### ACTIVITY
Go through the entries below and count the lines where the word "topic" appears; give only the count.

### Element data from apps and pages
::::::::

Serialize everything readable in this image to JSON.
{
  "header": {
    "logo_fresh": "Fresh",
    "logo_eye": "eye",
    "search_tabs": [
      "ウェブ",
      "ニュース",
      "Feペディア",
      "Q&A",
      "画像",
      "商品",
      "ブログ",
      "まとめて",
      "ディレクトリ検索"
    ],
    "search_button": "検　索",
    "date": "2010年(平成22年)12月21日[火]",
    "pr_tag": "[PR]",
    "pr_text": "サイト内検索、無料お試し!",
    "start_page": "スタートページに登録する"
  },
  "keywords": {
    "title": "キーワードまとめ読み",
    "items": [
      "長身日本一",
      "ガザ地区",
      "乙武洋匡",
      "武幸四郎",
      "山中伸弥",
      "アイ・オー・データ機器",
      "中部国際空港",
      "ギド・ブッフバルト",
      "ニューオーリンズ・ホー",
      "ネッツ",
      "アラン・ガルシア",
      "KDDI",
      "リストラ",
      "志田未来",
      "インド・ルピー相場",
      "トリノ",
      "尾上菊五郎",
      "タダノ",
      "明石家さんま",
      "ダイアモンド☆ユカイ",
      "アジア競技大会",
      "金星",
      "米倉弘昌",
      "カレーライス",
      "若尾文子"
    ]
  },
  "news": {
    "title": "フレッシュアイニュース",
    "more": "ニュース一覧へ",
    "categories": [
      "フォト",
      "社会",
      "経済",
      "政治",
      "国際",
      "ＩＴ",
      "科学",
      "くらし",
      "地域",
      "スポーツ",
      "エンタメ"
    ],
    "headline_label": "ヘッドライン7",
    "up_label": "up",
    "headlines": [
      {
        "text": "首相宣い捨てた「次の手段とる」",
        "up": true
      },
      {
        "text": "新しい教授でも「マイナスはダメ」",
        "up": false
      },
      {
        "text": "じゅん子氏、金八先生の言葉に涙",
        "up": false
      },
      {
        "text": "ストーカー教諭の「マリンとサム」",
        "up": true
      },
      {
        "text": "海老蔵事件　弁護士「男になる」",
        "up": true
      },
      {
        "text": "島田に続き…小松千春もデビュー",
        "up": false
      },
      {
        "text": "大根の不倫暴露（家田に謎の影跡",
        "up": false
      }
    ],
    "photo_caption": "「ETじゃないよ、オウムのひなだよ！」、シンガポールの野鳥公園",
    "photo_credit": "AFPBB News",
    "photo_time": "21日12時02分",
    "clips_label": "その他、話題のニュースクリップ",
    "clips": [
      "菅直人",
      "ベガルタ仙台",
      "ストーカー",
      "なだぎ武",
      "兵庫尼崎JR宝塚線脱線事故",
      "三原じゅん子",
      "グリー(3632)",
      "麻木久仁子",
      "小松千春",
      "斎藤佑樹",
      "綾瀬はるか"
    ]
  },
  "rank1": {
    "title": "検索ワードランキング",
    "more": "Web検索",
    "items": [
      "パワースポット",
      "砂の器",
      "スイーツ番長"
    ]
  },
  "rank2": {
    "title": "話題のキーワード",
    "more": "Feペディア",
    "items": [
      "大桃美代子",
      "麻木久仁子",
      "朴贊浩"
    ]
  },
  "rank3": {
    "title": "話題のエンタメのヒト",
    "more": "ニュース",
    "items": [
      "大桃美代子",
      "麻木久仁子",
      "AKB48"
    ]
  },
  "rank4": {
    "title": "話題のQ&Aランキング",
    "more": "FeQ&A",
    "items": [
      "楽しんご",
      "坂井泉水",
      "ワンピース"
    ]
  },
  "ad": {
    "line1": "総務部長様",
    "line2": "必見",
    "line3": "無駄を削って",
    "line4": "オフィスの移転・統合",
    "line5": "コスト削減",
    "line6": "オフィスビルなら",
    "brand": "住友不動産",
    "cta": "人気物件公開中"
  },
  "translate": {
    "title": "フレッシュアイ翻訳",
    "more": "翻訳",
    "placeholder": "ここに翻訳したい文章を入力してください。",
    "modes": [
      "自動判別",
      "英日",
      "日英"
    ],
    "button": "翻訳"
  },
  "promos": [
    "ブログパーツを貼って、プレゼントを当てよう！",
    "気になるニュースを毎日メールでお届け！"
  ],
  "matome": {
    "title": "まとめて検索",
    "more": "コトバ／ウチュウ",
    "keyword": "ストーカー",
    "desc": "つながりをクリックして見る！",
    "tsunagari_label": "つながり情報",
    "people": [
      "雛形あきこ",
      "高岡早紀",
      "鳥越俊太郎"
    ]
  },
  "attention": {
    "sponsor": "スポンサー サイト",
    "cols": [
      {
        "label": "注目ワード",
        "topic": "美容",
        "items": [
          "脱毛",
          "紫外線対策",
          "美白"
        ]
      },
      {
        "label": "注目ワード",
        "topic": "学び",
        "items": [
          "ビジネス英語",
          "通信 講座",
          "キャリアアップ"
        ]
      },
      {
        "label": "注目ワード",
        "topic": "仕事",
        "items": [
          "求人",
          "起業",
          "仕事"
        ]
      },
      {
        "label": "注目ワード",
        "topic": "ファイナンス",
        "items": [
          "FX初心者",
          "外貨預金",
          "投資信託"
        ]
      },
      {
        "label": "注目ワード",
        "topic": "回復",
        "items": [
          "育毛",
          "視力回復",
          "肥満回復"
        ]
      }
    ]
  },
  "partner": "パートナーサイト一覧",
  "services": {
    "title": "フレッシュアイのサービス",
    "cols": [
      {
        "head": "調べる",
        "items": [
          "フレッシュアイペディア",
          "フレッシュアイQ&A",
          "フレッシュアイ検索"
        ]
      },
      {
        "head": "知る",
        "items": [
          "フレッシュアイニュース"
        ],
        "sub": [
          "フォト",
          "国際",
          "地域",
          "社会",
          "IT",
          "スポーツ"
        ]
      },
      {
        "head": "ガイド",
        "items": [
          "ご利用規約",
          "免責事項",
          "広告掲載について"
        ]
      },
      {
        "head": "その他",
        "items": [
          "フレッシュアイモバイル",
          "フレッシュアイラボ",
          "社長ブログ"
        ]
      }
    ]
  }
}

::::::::

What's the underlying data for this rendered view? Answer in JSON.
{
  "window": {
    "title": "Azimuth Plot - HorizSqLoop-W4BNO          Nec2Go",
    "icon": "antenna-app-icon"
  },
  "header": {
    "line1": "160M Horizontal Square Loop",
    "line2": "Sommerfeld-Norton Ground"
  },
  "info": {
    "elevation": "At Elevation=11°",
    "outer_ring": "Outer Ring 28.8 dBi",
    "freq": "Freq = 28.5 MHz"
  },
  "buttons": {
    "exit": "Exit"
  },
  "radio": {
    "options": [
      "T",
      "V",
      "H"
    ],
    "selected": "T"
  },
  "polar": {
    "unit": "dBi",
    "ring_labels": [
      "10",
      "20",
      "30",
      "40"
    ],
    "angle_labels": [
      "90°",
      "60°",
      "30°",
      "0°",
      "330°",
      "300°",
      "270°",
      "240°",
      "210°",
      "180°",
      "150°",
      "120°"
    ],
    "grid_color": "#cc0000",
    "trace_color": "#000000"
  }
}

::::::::

### RESPONSE FOR THIS EXERCISE
5